|My hotel in Mojave - called Desert Winds! ~ Source: Tripadvisor|
When I told Mr Bonkers about this encounter, he seemed quite proud of me for showing that I can still pull someone young enough to be my son. A feat even more impressive when you factor in the American Eagle Outfitters cable knit sweater and 9 yr old boot leg jeans - an ensemble strictly confined to in-home comfort wear (which of course Denny's had more or less become by that point : - ) ). And the non-deterrent effect of the outfit reminds me in turn of the time I was mistaken for a hooker down by the Hudson River while wearing a full length camel coat and aran bobble hat.'
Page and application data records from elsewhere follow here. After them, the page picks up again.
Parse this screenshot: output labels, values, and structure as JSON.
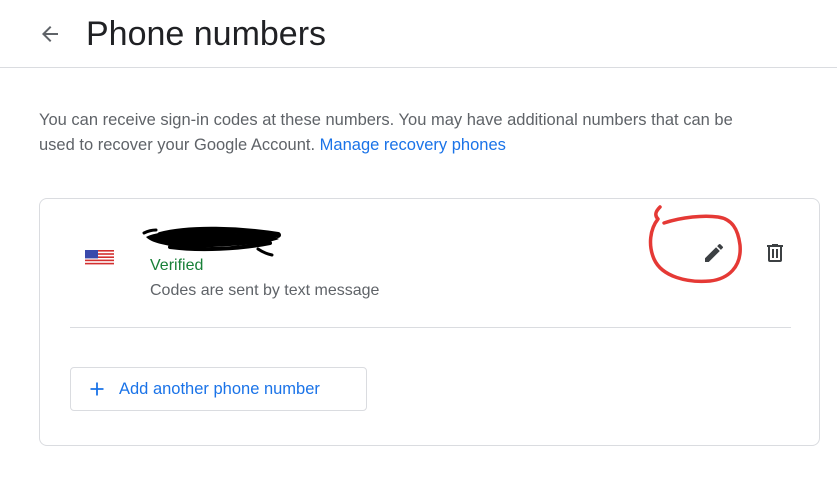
{
  "header": {
    "title": "Phone numbers",
    "back_icon": "arrow-back-icon"
  },
  "intro": {
    "text": "You can receive sign-in codes at these numbers. You may have additional numbers that can be used to recover your Google Account.",
    "link_label": "Manage recovery phones"
  },
  "phone_entry": {
    "country_flag_icon": "us-flag-icon",
    "status": "Verified",
    "method": "Codes are sent by text message",
    "edit_icon": "pencil-icon",
    "delete_icon": "trash-icon"
  },
  "add_button": {
    "icon": "plus-icon",
    "label": "Add another phone number"
  },
  "colors": {
    "link": "#1a73e8",
    "verified": "#188038",
    "annotation": "#e53935",
    "border": "#dadce0"
  }
}
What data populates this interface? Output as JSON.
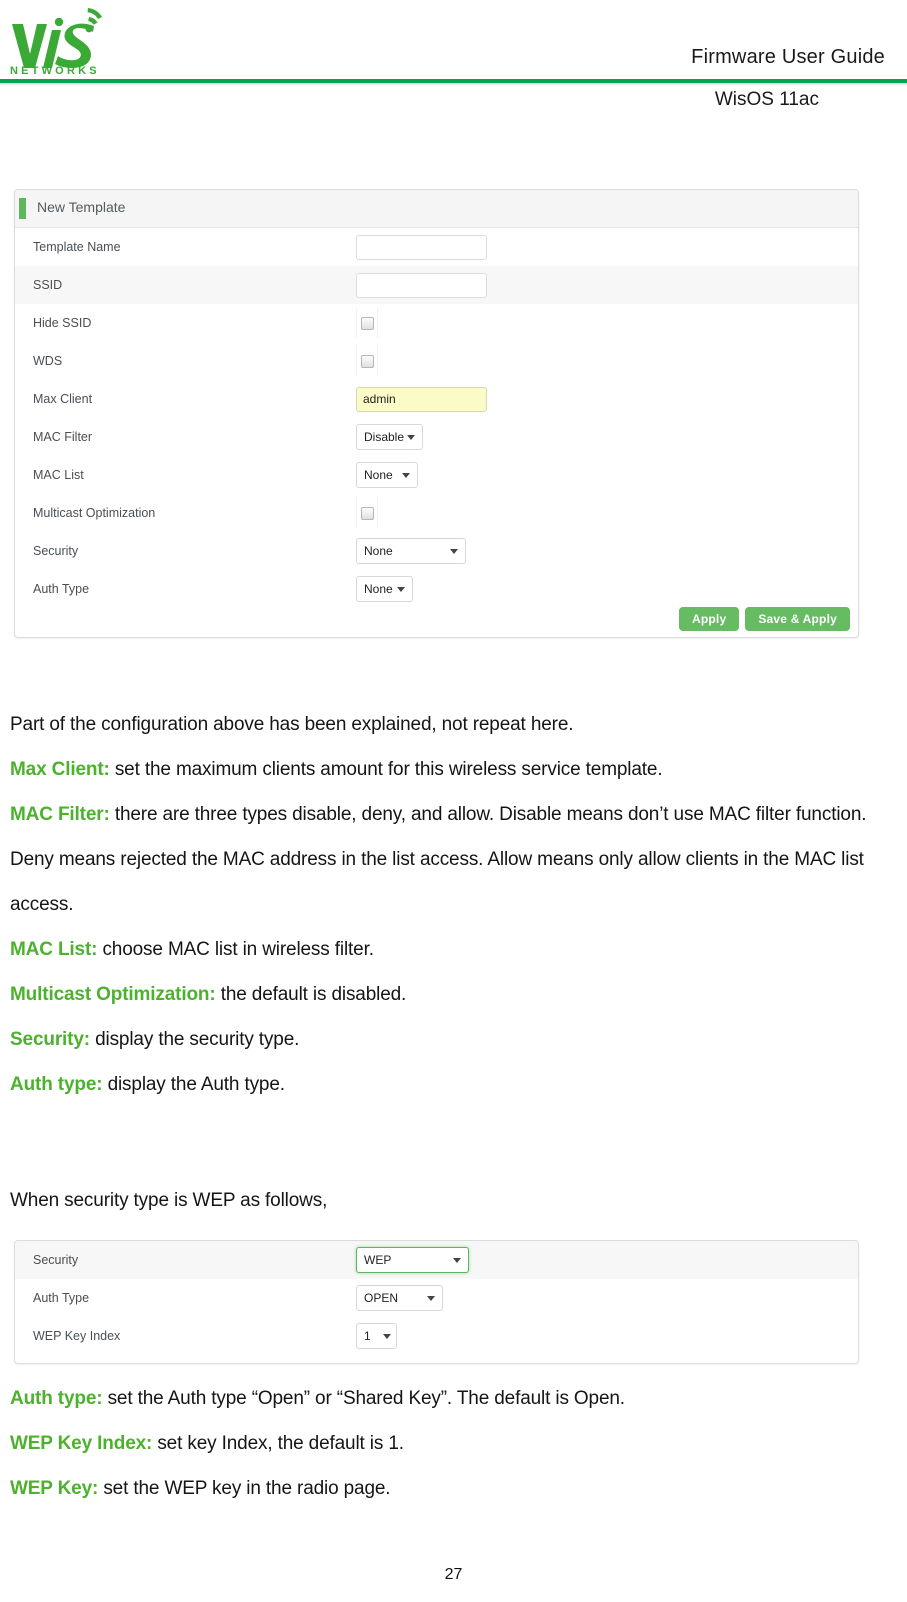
{
  "header": {
    "title": "Firmware User Guide",
    "subtitle": "WisOS 11ac",
    "logo_wordmark": "WIS",
    "logo_subtext": "N E T W O R K S",
    "rule_color": "#00a651"
  },
  "new_template_panel": {
    "heading": "New Template",
    "accent_color": "#5cb85c",
    "rows": [
      {
        "label": "Template Name",
        "control": "text",
        "value": "",
        "placeholder": ""
      },
      {
        "label": "SSID",
        "control": "text",
        "value": "",
        "placeholder": ""
      },
      {
        "label": "Hide SSID",
        "control": "checkbox",
        "checked": false
      },
      {
        "label": "WDS",
        "control": "checkbox",
        "checked": false
      },
      {
        "label": "Max Client",
        "control": "text",
        "value": "admin",
        "autofill": true
      },
      {
        "label": "MAC Filter",
        "control": "select",
        "value": "Disable"
      },
      {
        "label": "MAC List",
        "control": "select",
        "value": "None"
      },
      {
        "label": "Multicast Optimization",
        "control": "checkbox",
        "checked": false
      },
      {
        "label": "Security",
        "control": "select",
        "value": "None"
      },
      {
        "label": "Auth Type",
        "control": "select",
        "value": "None"
      }
    ],
    "buttons": {
      "apply": "Apply",
      "save_apply": "Save & Apply"
    },
    "button_color": "#66bb63"
  },
  "wep_panel": {
    "rows": [
      {
        "label": "Security",
        "control": "select",
        "value": "WEP",
        "focused": true
      },
      {
        "label": "Auth Type",
        "control": "select",
        "value": "OPEN"
      },
      {
        "label": "WEP Key Index",
        "control": "select",
        "value": "1"
      }
    ]
  },
  "prose": {
    "intro": "Part of the configuration above has been explained, not repeat here.",
    "items": [
      {
        "term": "Max Client:",
        "text": " set the maximum clients amount for this wireless service template."
      },
      {
        "term": "MAC Filter:",
        "text": " there are three types disable, deny, and allow. Disable means don’t use MAC filter function. Deny means rejected the MAC address in the list access. Allow means only allow clients in the MAC list access."
      },
      {
        "term": "MAC List:",
        "text": " choose MAC list in wireless filter."
      },
      {
        "term": "Multicast Optimization:",
        "text": " the default is disabled."
      },
      {
        "term": "Security:",
        "text": " display the security type."
      },
      {
        "term": "Auth type:",
        "text": " display the Auth type."
      }
    ],
    "wep_intro": "When security type is WEP as follows,",
    "wep_items": [
      {
        "term": "Auth type:",
        "text": " set the Auth type “Open” or “Shared Key”. The default is Open."
      },
      {
        "term": "WEP Key Index:",
        "text": " set key Index, the default is 1."
      },
      {
        "term": "WEP Key:",
        "text": " set the WEP key in the radio page."
      }
    ],
    "highlight_color": "#4cb22e"
  },
  "page_number": "27"
}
And the association of my time in the desert with Denny's brings us neatly back to pancakes - or almost certainly would have done, had it been morning. The flower whose tender sensuality is subtly and elusively woven through this composition I shall hereby dub 'Lily of The Hidden Valley'. As with the bag of samples I gave to Samantha, Lys du Desert is the scent of possibility that is blowing in the warm, soothing wind. It's the scent of throwing caution - and accents! - TO the winds, even. And it is the road - and the drink - not taken, my 'lily-livered' reaction to a chance invitation from an all-American boy...
But I am not sorry I said no. I did have work the next day. And frankly I felt empowered enough by my navigational exploits up hill and down dale tracking down these wind farm mechanics. In terms of logistical feats in my line of work, it may well have been my finest hour. So just as Lys du Desert is the scent of Andy Tauer's hiking holidays, for me it will forever signify the exhilaration of having my work take me to this remote and majestic spot. Take me there and get me safely out again, with the job in the bag.
|Hidden Valley, Joshua National Park ~ Source: Tripadvisor|